As the fiery emissary streaked across the skies of Costa Rica, an unearthly mix of orange and green, Marcia Campos Muñoz was in her pajamas. It was 23 April 2019, when she heard a foreboding rumble. she tiptoed outside to calm her barking dog, a village carved out of Costa Rica’s tropical rainforest. Nothing. She ducked back inside, just before a blast on the back terrace rattled the house to its bones.
Campos Muñoz phoned her father, brother, and oldest son, who rushed to the house. On the terrace, they found a grapefruit-size hole in the corrugated zinc roof and a smashed-up plastic table, last used for her daughter. The culprit was scattered on the floor, in pieces as black as coal.
She picked up the biggest fragment, still warm. Already, her phone was chiming with WhatsApp messages from friends. Within hours, a local journalist visited the house and streamed videos of the damage on Facebook Live.
It was only the beginning. A space rock the size of a washing machine had broken up in the skies over the village.
Meteorites are not uncommon: Every year, tens of thousands survive the plunge through Earth’s atmosphere. More than 60,000 have been found and classified by scientists. But meteorite falls, witnessed strikes that take their name from where they land, are rare—just 1196 have been documented. And even among that exclusive group, there was something extraordinary about this particular meteorite.
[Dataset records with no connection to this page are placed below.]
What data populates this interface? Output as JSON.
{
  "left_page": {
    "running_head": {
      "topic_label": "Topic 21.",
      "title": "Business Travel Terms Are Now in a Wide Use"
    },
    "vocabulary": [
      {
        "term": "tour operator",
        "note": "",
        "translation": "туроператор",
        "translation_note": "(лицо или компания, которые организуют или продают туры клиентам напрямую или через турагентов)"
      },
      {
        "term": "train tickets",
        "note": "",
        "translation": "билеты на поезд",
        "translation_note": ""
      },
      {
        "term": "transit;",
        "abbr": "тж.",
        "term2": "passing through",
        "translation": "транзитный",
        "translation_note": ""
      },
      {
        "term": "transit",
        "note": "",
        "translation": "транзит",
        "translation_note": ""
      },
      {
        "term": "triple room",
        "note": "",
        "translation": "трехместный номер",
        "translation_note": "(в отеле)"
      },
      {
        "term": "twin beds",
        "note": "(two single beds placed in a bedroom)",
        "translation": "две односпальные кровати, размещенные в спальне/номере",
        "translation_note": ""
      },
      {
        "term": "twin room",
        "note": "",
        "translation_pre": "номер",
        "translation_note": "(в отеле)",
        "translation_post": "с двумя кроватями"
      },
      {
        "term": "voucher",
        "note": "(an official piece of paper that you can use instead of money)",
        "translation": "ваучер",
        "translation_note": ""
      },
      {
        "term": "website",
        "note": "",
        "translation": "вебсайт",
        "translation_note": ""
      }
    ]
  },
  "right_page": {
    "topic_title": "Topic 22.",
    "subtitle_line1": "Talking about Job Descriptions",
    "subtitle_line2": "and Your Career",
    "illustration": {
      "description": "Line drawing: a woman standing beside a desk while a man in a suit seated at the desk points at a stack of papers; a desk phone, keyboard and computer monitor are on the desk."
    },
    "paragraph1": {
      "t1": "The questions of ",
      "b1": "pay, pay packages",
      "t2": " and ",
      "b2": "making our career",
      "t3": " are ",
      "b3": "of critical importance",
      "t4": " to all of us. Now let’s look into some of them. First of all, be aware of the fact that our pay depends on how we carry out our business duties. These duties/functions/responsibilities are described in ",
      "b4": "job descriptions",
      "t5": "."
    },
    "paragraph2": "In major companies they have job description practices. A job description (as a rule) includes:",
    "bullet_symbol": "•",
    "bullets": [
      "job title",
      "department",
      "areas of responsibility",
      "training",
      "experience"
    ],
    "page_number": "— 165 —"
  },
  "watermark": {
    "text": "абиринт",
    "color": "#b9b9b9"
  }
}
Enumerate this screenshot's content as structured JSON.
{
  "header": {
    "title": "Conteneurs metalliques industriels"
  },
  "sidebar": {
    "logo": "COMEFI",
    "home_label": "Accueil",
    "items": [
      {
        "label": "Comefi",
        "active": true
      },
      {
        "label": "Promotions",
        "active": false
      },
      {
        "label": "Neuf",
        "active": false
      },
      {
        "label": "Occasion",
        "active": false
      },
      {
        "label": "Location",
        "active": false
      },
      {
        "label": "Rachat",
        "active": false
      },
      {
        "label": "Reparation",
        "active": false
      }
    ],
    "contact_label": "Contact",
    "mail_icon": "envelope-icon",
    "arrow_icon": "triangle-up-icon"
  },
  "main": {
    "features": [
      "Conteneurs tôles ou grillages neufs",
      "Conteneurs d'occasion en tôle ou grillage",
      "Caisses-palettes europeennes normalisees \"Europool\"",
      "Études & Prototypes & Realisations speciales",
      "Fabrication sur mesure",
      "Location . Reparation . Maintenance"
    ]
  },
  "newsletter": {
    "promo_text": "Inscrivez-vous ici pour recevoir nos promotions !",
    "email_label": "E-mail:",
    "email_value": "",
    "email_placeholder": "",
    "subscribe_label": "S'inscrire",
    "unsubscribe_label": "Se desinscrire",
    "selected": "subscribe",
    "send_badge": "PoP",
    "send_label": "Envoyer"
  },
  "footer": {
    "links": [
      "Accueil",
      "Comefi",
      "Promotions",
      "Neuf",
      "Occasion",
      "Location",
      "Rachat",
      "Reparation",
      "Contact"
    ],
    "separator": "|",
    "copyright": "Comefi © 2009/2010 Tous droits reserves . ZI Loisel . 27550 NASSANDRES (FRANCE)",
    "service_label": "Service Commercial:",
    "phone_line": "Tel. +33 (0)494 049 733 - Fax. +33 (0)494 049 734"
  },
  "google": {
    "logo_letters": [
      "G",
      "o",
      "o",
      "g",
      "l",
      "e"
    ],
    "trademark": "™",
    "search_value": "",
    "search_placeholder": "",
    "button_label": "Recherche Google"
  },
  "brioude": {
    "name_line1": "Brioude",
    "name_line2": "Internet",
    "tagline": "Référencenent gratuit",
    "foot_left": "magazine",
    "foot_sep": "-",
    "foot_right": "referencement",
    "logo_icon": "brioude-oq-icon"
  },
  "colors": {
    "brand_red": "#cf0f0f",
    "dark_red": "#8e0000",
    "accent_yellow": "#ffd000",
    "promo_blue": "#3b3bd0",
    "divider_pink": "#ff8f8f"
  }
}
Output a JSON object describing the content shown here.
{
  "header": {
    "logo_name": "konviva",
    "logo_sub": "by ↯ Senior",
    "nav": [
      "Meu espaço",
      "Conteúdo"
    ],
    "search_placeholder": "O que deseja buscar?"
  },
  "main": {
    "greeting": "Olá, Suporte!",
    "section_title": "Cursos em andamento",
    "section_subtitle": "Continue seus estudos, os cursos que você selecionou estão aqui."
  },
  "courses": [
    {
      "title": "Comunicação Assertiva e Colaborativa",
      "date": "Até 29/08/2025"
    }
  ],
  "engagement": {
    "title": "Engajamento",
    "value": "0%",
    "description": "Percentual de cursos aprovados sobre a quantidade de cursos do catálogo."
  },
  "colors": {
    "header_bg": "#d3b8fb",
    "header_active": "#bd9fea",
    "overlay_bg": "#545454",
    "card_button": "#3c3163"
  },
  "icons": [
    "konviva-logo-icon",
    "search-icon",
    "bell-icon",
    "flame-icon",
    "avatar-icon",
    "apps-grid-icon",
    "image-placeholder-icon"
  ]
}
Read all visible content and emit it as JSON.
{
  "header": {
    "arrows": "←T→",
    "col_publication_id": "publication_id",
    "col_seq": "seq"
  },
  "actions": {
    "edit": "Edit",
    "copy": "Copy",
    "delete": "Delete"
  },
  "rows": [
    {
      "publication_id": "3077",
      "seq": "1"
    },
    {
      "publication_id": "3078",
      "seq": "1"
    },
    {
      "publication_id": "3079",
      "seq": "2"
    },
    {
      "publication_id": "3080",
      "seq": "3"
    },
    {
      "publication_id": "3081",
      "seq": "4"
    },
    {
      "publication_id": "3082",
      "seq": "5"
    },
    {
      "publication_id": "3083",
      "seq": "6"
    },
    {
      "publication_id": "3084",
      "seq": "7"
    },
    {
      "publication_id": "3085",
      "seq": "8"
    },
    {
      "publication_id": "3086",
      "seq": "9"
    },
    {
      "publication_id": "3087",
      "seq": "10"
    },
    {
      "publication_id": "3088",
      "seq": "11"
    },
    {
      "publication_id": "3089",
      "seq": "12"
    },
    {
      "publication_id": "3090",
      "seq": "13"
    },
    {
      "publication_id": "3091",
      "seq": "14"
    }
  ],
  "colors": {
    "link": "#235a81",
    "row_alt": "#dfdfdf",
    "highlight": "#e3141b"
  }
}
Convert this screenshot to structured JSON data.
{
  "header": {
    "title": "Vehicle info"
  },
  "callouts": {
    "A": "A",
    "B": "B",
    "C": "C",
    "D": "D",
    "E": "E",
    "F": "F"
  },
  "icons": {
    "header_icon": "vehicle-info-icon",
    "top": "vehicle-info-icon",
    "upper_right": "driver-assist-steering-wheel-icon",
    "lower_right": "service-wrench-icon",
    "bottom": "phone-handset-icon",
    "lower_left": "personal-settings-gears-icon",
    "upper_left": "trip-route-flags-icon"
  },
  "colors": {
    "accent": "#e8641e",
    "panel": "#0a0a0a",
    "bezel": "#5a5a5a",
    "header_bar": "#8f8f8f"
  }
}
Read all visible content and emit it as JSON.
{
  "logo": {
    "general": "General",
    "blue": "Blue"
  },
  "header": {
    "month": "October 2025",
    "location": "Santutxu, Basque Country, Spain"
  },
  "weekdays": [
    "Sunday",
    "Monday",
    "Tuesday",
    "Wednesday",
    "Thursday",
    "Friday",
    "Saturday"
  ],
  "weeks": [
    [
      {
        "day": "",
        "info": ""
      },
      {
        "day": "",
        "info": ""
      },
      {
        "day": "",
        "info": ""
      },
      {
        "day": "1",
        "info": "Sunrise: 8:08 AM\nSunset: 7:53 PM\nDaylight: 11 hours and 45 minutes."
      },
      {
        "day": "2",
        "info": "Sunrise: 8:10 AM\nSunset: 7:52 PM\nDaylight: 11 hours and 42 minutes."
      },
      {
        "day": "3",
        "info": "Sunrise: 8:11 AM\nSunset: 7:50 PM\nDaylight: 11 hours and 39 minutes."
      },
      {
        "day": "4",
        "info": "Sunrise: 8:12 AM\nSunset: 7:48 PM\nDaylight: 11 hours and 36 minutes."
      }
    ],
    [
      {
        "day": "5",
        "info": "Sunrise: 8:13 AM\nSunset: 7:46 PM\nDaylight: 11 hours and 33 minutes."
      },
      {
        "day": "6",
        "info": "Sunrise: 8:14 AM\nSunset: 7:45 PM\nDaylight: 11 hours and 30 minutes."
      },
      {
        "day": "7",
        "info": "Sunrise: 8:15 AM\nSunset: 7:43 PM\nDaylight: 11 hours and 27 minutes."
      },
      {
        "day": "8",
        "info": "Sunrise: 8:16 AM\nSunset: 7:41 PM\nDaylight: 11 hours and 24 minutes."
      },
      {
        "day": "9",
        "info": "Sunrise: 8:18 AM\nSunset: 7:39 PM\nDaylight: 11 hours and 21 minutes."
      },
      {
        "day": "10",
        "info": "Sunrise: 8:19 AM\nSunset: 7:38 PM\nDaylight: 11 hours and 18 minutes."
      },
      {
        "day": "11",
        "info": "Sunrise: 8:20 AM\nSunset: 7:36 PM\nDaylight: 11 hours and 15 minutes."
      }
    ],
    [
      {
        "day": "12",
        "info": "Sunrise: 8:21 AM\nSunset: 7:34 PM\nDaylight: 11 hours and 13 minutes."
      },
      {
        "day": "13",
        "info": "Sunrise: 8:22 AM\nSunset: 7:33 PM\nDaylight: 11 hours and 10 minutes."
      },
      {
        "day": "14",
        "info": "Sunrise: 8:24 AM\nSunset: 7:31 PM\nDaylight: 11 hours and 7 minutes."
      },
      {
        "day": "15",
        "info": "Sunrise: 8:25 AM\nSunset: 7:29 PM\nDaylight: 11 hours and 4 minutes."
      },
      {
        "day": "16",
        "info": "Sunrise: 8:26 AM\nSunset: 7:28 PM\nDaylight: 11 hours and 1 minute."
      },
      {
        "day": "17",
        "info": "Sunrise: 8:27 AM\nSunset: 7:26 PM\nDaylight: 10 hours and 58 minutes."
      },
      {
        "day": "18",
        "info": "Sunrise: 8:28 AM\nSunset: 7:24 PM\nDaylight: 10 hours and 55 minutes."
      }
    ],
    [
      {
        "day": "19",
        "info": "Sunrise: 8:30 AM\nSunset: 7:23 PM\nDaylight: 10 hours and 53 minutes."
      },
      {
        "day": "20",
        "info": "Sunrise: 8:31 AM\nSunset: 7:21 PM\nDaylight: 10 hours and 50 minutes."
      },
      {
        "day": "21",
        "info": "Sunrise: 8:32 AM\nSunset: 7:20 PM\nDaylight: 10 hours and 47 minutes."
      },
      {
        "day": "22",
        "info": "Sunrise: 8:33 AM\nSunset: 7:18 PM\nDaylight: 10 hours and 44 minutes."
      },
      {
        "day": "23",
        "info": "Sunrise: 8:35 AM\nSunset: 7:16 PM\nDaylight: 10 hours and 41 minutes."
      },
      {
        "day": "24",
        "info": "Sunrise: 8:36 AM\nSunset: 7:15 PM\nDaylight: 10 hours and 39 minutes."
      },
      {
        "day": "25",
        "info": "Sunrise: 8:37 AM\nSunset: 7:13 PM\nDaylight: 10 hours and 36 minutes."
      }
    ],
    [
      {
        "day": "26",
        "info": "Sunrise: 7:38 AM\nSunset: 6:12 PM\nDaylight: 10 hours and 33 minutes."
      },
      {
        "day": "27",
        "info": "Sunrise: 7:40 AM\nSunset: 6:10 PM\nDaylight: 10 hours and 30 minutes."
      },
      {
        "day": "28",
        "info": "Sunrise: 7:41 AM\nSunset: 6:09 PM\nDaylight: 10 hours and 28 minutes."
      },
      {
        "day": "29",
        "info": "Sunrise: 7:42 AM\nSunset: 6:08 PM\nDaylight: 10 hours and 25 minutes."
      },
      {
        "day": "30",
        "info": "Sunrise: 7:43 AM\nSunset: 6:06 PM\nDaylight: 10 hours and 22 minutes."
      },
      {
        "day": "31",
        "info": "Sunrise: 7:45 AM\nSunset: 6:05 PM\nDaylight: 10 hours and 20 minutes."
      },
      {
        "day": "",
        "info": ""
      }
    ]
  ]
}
The dull stone was, as far as rocks go, practically alive.
The 30 kilograms of primordial leftovers from Aguas Zarcas hold similar promise. They could hunt not just for amino acids and sugars, but also proteins, which have long been suspected but never confirmed in a meteorite.
Clays in a 44-millimeter-wide Aguas Zarcas fragment may hold amino acids, along with stardust that predates the Sun.
An unusual meteorite, more valuable than gold, may hold the building blocks of life.
Originally published at sciencemag